## WORK TASK
What you produce should be every line from the data that includes "content".

►

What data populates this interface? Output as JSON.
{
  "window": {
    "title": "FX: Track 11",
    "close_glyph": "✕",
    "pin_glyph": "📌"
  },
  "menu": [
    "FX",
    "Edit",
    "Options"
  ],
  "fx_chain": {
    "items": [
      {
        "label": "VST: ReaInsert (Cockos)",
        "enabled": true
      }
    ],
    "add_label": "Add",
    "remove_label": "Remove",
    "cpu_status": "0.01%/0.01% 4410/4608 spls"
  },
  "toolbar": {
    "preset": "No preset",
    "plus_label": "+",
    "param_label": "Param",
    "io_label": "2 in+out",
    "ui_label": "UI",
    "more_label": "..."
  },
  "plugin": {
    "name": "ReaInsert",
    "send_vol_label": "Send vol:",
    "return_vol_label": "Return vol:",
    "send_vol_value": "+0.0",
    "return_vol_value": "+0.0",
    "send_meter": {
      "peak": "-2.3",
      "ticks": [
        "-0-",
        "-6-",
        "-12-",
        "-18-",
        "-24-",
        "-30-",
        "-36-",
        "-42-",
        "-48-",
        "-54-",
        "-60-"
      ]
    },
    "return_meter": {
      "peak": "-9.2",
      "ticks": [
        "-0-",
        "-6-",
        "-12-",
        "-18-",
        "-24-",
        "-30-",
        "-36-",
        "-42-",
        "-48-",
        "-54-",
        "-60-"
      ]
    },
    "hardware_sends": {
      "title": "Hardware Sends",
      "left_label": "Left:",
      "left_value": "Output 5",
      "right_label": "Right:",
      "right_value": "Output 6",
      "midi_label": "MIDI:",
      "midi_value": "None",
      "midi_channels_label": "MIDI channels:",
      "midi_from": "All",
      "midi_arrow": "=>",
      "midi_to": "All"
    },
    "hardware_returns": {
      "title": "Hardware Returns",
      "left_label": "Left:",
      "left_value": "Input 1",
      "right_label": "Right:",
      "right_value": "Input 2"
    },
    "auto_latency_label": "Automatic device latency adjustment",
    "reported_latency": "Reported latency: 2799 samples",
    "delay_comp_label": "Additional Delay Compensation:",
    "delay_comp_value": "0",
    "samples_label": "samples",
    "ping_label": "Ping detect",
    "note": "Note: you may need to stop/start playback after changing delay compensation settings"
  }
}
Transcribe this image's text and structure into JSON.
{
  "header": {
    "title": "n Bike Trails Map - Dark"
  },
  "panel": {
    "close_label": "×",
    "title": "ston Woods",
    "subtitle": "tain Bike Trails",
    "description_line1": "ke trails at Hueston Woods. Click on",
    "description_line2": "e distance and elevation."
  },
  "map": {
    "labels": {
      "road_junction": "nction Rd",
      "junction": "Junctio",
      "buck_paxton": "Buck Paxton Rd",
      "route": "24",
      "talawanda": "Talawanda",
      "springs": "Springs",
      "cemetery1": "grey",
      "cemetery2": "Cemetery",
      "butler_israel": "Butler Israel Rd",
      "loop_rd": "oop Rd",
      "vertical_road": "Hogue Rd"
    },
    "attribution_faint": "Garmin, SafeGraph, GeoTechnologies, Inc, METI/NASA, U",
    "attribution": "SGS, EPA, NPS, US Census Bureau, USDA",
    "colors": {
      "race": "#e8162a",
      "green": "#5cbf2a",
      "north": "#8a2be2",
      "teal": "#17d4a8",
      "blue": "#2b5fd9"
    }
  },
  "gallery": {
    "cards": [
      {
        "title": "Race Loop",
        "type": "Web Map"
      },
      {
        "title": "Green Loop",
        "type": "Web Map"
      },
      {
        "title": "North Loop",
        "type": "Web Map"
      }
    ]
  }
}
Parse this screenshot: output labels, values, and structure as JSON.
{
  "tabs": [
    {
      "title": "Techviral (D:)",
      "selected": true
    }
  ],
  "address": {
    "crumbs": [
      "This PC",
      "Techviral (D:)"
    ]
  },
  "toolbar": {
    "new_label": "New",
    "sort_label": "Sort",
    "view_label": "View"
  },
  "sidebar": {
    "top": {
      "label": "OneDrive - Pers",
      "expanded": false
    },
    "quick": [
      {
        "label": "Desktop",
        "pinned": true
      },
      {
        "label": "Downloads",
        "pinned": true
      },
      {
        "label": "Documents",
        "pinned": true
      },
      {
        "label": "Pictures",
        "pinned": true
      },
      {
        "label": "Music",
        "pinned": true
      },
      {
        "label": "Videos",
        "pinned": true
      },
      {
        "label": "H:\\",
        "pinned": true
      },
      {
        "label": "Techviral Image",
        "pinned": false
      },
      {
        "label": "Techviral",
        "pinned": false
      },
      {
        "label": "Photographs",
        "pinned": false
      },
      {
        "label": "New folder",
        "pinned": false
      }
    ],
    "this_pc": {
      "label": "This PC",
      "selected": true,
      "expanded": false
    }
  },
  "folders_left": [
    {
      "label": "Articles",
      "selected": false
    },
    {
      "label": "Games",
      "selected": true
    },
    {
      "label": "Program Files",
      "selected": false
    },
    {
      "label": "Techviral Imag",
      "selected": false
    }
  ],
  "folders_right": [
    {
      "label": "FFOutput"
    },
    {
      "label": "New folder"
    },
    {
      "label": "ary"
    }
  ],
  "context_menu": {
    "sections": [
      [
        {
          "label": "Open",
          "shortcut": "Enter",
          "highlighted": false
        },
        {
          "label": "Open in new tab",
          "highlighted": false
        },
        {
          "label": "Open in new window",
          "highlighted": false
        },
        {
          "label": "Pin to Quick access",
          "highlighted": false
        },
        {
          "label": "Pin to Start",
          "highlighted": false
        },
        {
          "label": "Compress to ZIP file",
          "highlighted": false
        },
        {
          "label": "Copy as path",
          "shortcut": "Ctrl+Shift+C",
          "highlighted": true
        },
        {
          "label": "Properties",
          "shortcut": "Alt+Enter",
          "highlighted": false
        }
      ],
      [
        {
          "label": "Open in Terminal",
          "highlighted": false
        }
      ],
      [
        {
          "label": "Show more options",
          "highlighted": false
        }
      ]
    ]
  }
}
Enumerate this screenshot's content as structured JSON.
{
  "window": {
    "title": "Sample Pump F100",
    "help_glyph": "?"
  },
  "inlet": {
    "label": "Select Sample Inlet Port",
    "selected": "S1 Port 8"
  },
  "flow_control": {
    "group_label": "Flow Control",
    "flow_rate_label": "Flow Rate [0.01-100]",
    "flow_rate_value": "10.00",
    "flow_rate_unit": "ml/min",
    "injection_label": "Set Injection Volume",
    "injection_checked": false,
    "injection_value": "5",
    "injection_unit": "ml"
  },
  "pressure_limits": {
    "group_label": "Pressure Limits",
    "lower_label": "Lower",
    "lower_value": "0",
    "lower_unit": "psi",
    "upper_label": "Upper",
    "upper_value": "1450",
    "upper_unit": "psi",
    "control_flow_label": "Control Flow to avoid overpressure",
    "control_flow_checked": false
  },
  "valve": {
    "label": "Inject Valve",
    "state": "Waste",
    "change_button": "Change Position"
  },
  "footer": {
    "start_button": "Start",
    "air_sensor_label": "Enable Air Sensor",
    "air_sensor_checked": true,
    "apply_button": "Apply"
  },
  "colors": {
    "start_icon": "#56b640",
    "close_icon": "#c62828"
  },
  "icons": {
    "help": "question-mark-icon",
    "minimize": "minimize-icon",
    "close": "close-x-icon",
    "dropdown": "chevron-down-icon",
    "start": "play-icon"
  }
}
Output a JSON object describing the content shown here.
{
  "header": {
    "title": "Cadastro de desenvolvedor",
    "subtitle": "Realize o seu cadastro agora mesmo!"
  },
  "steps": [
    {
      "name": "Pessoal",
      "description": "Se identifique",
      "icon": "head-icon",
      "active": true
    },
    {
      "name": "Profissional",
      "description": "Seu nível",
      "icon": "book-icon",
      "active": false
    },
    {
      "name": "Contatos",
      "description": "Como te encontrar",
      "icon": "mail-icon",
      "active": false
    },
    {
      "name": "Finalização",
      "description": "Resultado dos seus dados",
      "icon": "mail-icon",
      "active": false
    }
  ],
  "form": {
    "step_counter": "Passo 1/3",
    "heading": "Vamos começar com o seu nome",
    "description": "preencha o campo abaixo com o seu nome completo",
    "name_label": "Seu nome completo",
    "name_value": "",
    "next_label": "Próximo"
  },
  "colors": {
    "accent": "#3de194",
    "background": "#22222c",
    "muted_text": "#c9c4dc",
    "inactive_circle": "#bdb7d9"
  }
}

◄

## TASK RESPONSE
Enumerate this screenshot's content as structured JSON.
Output a JSON object describing the content shown here.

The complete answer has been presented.